Work task: Where a line below holds the string "source", copy that line.

(Data supplied Opens)

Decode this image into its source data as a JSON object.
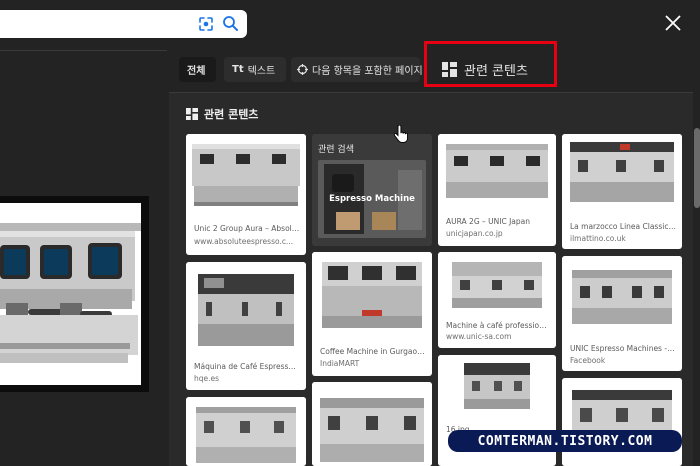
{
  "search": {
    "lens_icon": "google-lens-icon",
    "search_icon": "search-icon"
  },
  "close_icon": "close-icon",
  "tabs": [
    {
      "label": "전체",
      "active": true
    },
    {
      "prefix": "Tt",
      "label": "텍스트"
    },
    {
      "label": "다음 항목을 포함한 페이지",
      "icon": "page-search-icon"
    },
    {
      "label": "관련 콘텐츠",
      "icon": "grid-icon"
    }
  ],
  "panel": {
    "title": "관련 콘텐츠",
    "title_icon": "grid-icon"
  },
  "related_search": {
    "label": "관련 검색",
    "caption": "Espresso Machine"
  },
  "results": [
    {
      "title": "Unic 2 Group Aura – Absolute ...",
      "source": "www.absoluteespresso.c..."
    },
    {
      "title": "AURA 2G – UNIC Japan",
      "source": "unicjapan.co.jp"
    },
    {
      "title": "La marzocco Linea Classic - il ...",
      "source": "ilmattino.co.uk"
    },
    {
      "title": "Máquina de Café Espresso - ...",
      "source": "hqe.es"
    },
    {
      "title": "Coffee Machine in Gurgaon, ...",
      "source": "IndiaMART"
    },
    {
      "title": "Machine à café professionnell...",
      "source": "www.unic-sa.com"
    },
    {
      "title": "UNIC Espresso Machines - Ho...",
      "source": "Facebook"
    },
    {
      "title": "16.jpg",
      "source": ""
    }
  ],
  "watermark": "COMTERMAN.TISTORY.COM",
  "colors": {
    "background": "#232323",
    "panel": "#2a2a2a",
    "highlight": "#e60012",
    "watermark_bg": "#0a1a55"
  }
}
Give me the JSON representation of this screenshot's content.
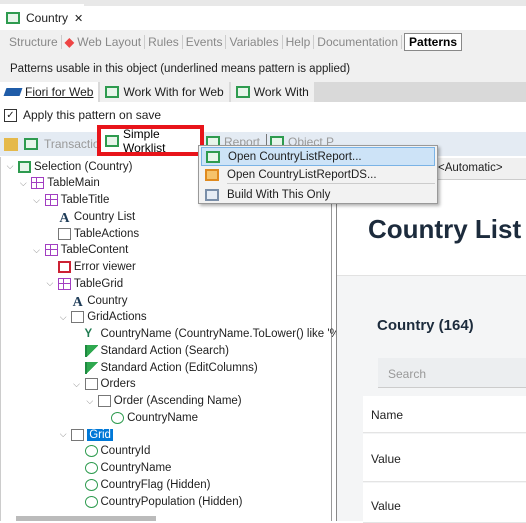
{
  "document_tab": {
    "title": "Country",
    "close": "✕"
  },
  "editor_tabs": [
    "Structure",
    "Web Layout",
    "Rules",
    "Events",
    "Variables",
    "Help",
    "Documentation",
    "Patterns"
  ],
  "active_editor_tab": "Patterns",
  "info_text": "Patterns usable in this object (underlined means pattern is applied)",
  "pattern_tabs": [
    "Fiori for Web",
    "Work With for Web",
    "Work With"
  ],
  "active_pattern_tab": "Fiori for Web",
  "apply_checkbox": {
    "label": "Apply this pattern on save",
    "checked": true
  },
  "toolbar": {
    "transaction": "Transaction",
    "simple_worklist": "Simple Worklist",
    "other1": "Report",
    "other2": "Object P"
  },
  "context_menu": [
    {
      "label": "Open CountryListReport...",
      "icon": "webpanel-icon",
      "highlighted": true
    },
    {
      "label": "Open CountryListReportDS...",
      "icon": "dataselector-icon"
    },
    {
      "label": "Build With This Only",
      "icon": "build-icon"
    }
  ],
  "tree": [
    {
      "label": "Selection (Country)",
      "level": 0,
      "icon": "webpanel",
      "expanded": true
    },
    {
      "label": "TableMain",
      "level": 1,
      "icon": "table",
      "expanded": true
    },
    {
      "label": "TableTitle",
      "level": 2,
      "icon": "table",
      "expanded": true
    },
    {
      "label": "Country List",
      "level": 3,
      "icon": "text"
    },
    {
      "label": "TableActions",
      "level": 3,
      "icon": "gridtable"
    },
    {
      "label": "TableContent",
      "level": 2,
      "icon": "table",
      "expanded": true
    },
    {
      "label": "Error viewer",
      "level": 3,
      "icon": "errorviewer"
    },
    {
      "label": "TableGrid",
      "level": 3,
      "icon": "table",
      "expanded": true
    },
    {
      "label": "Country",
      "level": 4,
      "icon": "text"
    },
    {
      "label": "GridActions",
      "level": 4,
      "icon": "gridtable",
      "expanded": true
    },
    {
      "label": "CountryName (CountryName.ToLower() like '%",
      "level": 5,
      "icon": "filter"
    },
    {
      "label": "Standard Action (Search)",
      "level": 5,
      "icon": "flag"
    },
    {
      "label": "Standard Action (EditColumns)",
      "level": 5,
      "icon": "flag"
    },
    {
      "label": "Orders",
      "level": 5,
      "icon": "orders",
      "expanded": true
    },
    {
      "label": "Order (Ascending Name)",
      "level": 6,
      "icon": "order",
      "expanded": true
    },
    {
      "label": "CountryName",
      "level": 7,
      "icon": "attribute"
    },
    {
      "label": "Grid",
      "level": 4,
      "icon": "grid",
      "expanded": true,
      "selected": true
    },
    {
      "label": "CountryId",
      "level": 5,
      "icon": "attribute"
    },
    {
      "label": "CountryName",
      "level": 5,
      "icon": "attribute"
    },
    {
      "label": "CountryFlag (Hidden)",
      "level": 5,
      "icon": "attribute"
    },
    {
      "label": "CountryPopulation (Hidden)",
      "level": 5,
      "icon": "attribute"
    }
  ],
  "right_header": "<Automatic>",
  "preview": {
    "title": "Country List",
    "count_title": "Country (164)",
    "search_placeholder": "Search",
    "rows": [
      "Name",
      "Value",
      "Value"
    ]
  },
  "colors": {
    "highlight_box": "#e8141a",
    "selection": "#0078d7",
    "menu_highlight": "#cde3f7"
  }
}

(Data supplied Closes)

Result of this exercise:
Decode this image into its source data as a JSON object.
      "source": "www.absoluteespresso.c..."
      "source": "unicjapan.co.jp"
      "source": "ilmattino.co.uk"
      "source": "hqe.es"
      "source": "IndiaMART"
      "source": "www.unic-sa.com"
      "source": "Facebook"
      "source": ""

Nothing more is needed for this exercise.